Gittlitz will discuss the connection between conspiracy and UFO communities and the revolutionary left, and world events since the book’s release–especially the pandemic and George Floyd Uprising, in the context of the post-Posadist autonomist revolutionary project described in the book’s closing chapter.
I’m now producing a podcast covering select articles from this JHP journal out of Johns Hopkins. In the first episode, Peter Adamson (LMU Munich) talks to Jari Kaukua (University of Jyväskylä, Finland) about his essay “Avicenna’s Outsourced Rationalism.”
Memorium to the singer of the World/Inferno Friendship Society, Jack Terricloth, the scene he built, and the world he wanted to smash:
Their third LP, Just the Best Party (2002) hailed their new scene of school-skippers and cheapskates who sneak into shows (often assisted by the band) and snatch liquor bottles from the bar in its opening track “Zen and the Art of Breaking Everything in this Room.” The song identified both their friends and their enemies: the police, shit-talkers, moralists, and most of all, yuppies already taking over downtown Manhattan and Williamsburg. If a show wasn’t going well, because the venue had fucked them over or simply wasn’t punk enough, the pounding opening of Zen became a signal to fans, like Black Flag’s cover of “Louie Louie,” to mercilessly rip the place apart.
This nihilistic sentiment inadvertently reveals the anxieties of the one percent. We are already in an era of civilizational catastrophe fueled by political, economic, and environmental instability. Elite schemes of private islands and apocalypse bunkers no longer seem adequate to repel the inevitable billions of climate and war refugees, unemployed and precarious workers, and everyone else immiserated by the barbarity of the current order. There is only one way left to run: up.

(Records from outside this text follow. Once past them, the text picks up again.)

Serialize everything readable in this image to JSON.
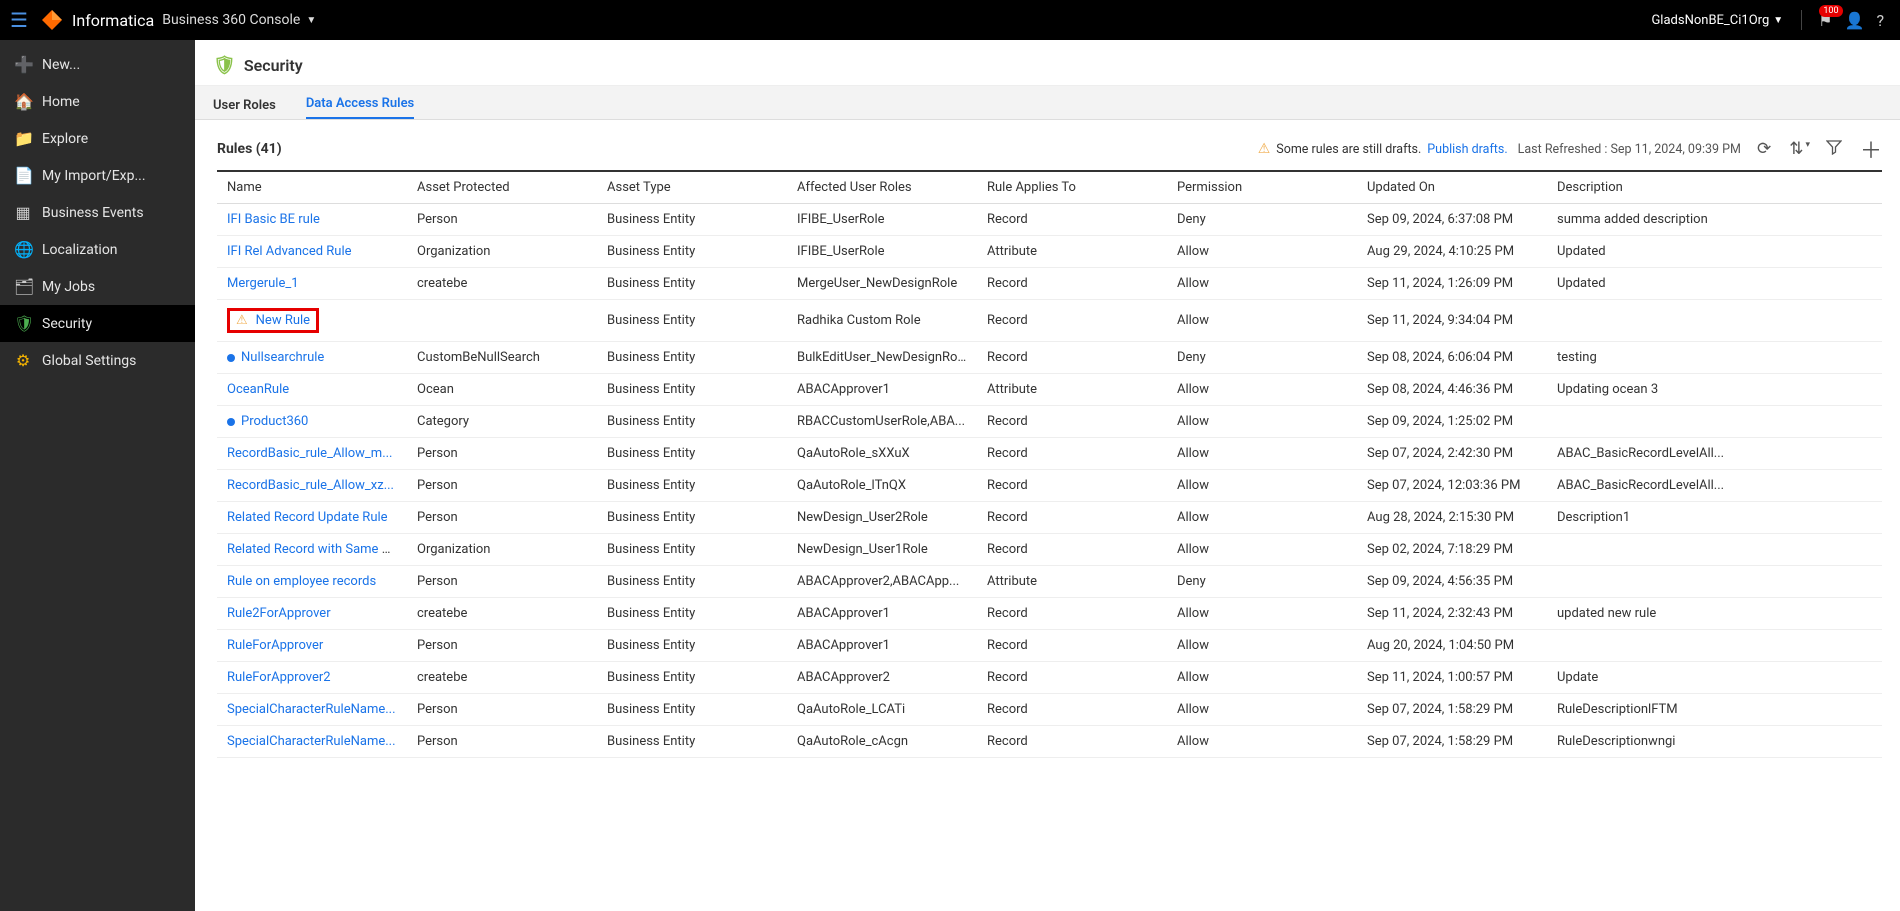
{
  "topbar": {
    "brand": "Informatica",
    "console": "Business 360 Console",
    "org": "GladsNonBE_Ci1Org",
    "notification_count": "100"
  },
  "sidebar": {
    "items": [
      {
        "label": "New...",
        "icon": "➕",
        "icon_color": "#4caf50",
        "name": "new"
      },
      {
        "label": "Home",
        "icon": "🏠",
        "icon_color": "",
        "name": "home"
      },
      {
        "label": "Explore",
        "icon": "📁",
        "icon_color": "#f5b400",
        "name": "explore"
      },
      {
        "label": "My Import/Exp...",
        "icon": "📄",
        "icon_color": "#ccc",
        "name": "import-export"
      },
      {
        "label": "Business Events",
        "icon": "▦",
        "icon_color": "#ccc",
        "name": "business-events"
      },
      {
        "label": "Localization",
        "icon": "🌐",
        "icon_color": "#f5b400",
        "name": "localization"
      },
      {
        "label": "My Jobs",
        "icon": "🗂",
        "icon_color": "#ccc",
        "name": "my-jobs"
      },
      {
        "label": "Security",
        "icon": "🛡",
        "icon_color": "#4caf50",
        "name": "security",
        "active": true
      },
      {
        "label": "Global Settings",
        "icon": "⚙",
        "icon_color": "#f5b400",
        "name": "global-settings"
      }
    ]
  },
  "page": {
    "title": "Security",
    "tabs": {
      "user_roles": "User Roles",
      "data_access": "Data Access Rules",
      "active": "data_access"
    },
    "rules_heading": "Rules (41)",
    "drafts_note": "Some rules are still drafts.",
    "publish": "Publish drafts.",
    "last_refreshed": "Last Refreshed : Sep 11, 2024, 09:39 PM"
  },
  "columns": {
    "name": "Name",
    "asset": "Asset Protected",
    "type": "Asset Type",
    "roles": "Affected User Roles",
    "applies": "Rule Applies To",
    "perm": "Permission",
    "updated": "Updated On",
    "desc": "Description"
  },
  "rows": [
    {
      "name": "IFI Basic BE rule",
      "asset": "Person",
      "type": "Business Entity",
      "roles": "IFIBE_UserRole",
      "applies": "Record",
      "perm": "Deny",
      "updated": "Sep 09, 2024, 6:37:08 PM",
      "desc": "summa added description",
      "status": ""
    },
    {
      "name": "IFI Rel Advanced Rule",
      "asset": "Organization",
      "type": "Business Entity",
      "roles": "IFIBE_UserRole",
      "applies": "Attribute",
      "perm": "Allow",
      "updated": "Aug 29, 2024, 4:10:25 PM",
      "desc": "Updated",
      "status": ""
    },
    {
      "name": "Mergerule_1",
      "asset": "createbe",
      "type": "Business Entity",
      "roles": "MergeUser_NewDesignRole",
      "applies": "Record",
      "perm": "Allow",
      "updated": "Sep 11, 2024, 1:26:09 PM",
      "desc": "Updated",
      "status": ""
    },
    {
      "name": "New Rule",
      "asset": "",
      "type": "Business Entity",
      "roles": "Radhika Custom Role",
      "applies": "Record",
      "perm": "Allow",
      "updated": "Sep 11, 2024, 9:34:04 PM",
      "desc": "",
      "status": "warn",
      "highlight": true
    },
    {
      "name": "Nullsearchrule",
      "asset": "CustomBeNullSearch",
      "type": "Business Entity",
      "roles": "BulkEditUser_NewDesignRole",
      "applies": "Record",
      "perm": "Deny",
      "updated": "Sep 08, 2024, 6:06:04 PM",
      "desc": "testing",
      "status": "dot"
    },
    {
      "name": "OceanRule",
      "asset": "Ocean",
      "type": "Business Entity",
      "roles": "ABACApprover1",
      "applies": "Attribute",
      "perm": "Allow",
      "updated": "Sep 08, 2024, 4:46:36 PM",
      "desc": "Updating ocean 3",
      "status": ""
    },
    {
      "name": "Product360",
      "asset": "Category",
      "type": "Business Entity",
      "roles": "RBACCustomUserRole,ABA...",
      "applies": "Record",
      "perm": "Allow",
      "updated": "Sep 09, 2024, 1:25:02 PM",
      "desc": "",
      "status": "dot"
    },
    {
      "name": "RecordBasic_rule_Allow_m...",
      "asset": "Person",
      "type": "Business Entity",
      "roles": "QaAutoRole_sXXuX",
      "applies": "Record",
      "perm": "Allow",
      "updated": "Sep 07, 2024, 2:42:30 PM",
      "desc": "ABAC_BasicRecordLevelAll...",
      "status": ""
    },
    {
      "name": "RecordBasic_rule_Allow_xz...",
      "asset": "Person",
      "type": "Business Entity",
      "roles": "QaAutoRole_lTnQX",
      "applies": "Record",
      "perm": "Allow",
      "updated": "Sep 07, 2024, 12:03:36 PM",
      "desc": "ABAC_BasicRecordLevelAll...",
      "status": ""
    },
    {
      "name": "Related Record Update Rule",
      "asset": "Person",
      "type": "Business Entity",
      "roles": "NewDesign_User2Role",
      "applies": "Record",
      "perm": "Allow",
      "updated": "Aug 28, 2024, 2:15:30 PM",
      "desc": "Description1",
      "status": ""
    },
    {
      "name": "Related Record with Same e...",
      "asset": "Organization",
      "type": "Business Entity",
      "roles": "NewDesign_User1Role",
      "applies": "Record",
      "perm": "Allow",
      "updated": "Sep 02, 2024, 7:18:29 PM",
      "desc": "",
      "status": ""
    },
    {
      "name": "Rule on employee records",
      "asset": "Person",
      "type": "Business Entity",
      "roles": "ABACApprover2,ABACApp...",
      "applies": "Attribute",
      "perm": "Deny",
      "updated": "Sep 09, 2024, 4:56:35 PM",
      "desc": "",
      "status": ""
    },
    {
      "name": "Rule2ForApprover",
      "asset": "createbe",
      "type": "Business Entity",
      "roles": "ABACApprover1",
      "applies": "Record",
      "perm": "Allow",
      "updated": "Sep 11, 2024, 2:32:43 PM",
      "desc": "updated new rule",
      "status": ""
    },
    {
      "name": "RuleForApprover",
      "asset": "Person",
      "type": "Business Entity",
      "roles": "ABACApprover1",
      "applies": "Record",
      "perm": "Allow",
      "updated": "Aug 20, 2024, 1:04:50 PM",
      "desc": "",
      "status": ""
    },
    {
      "name": "RuleForApprover2",
      "asset": "createbe",
      "type": "Business Entity",
      "roles": "ABACApprover2",
      "applies": "Record",
      "perm": "Allow",
      "updated": "Sep 11, 2024, 1:00:57 PM",
      "desc": "Update",
      "status": ""
    },
    {
      "name": "SpecialCharacterRuleName...",
      "asset": "Person",
      "type": "Business Entity",
      "roles": "QaAutoRole_LCATi",
      "applies": "Record",
      "perm": "Allow",
      "updated": "Sep 07, 2024, 1:58:29 PM",
      "desc": "RuleDescriptionlFTM",
      "status": ""
    },
    {
      "name": "SpecialCharacterRuleName...",
      "asset": "Person",
      "type": "Business Entity",
      "roles": "QaAutoRole_cAcgn",
      "applies": "Record",
      "perm": "Allow",
      "updated": "Sep 07, 2024, 1:58:29 PM",
      "desc": "RuleDescriptionwngi",
      "status": ""
    }
  ]
}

A new essay on the emergence of the United States Space Force as the sixth branch of the US Military, the history of the space race to secure hegemony for the US and its corporate allies, and the surprisingly true story behind the Mr. Show sketch about blowing up the moon!
An essay about Bob Dylan’s bizarre hit “Murder Most Foul,” the lure of conspitorial narratives, shifts in generation thinking, and Dylan’s own career.
On November 22, 1963, Dylan was scheduled to play a concert in upstate New York. He was worried his recent opener “The Times They are a-Changin’,” with its lyrics of letting the weights of the old world sink in order to create a better one, would enrage the audience. But he played it for the sake of consistency, and to his disgust, the crowd loved it. “I couldn’t understand why they were clapping,” he told his biographer Anthony Scaduto, “or why I wrote that song even.”
Hagiographies of Kennedy often portray his assassination as the end of an Arthurian America, ushering in an era of race riots, senseless war, and parapolitical intrigues that Dylan calls “the age of the Antichrist.” The allusion to Shakespeare’s Hamlet in the song’s title, however, implies that through telling the story there may be some hope of redemption, or at least vengeance.
‘Under the grim pressures of 20th century history, and now climate change, Gittlitz shows how explosions of black political humour also contain utopian hopes very necessary to keep alive. As an advocate of Partially Automated Adequate Socialism I can only agree, and applaud this fine addition to leftist history’
– Kim Stanley Robinson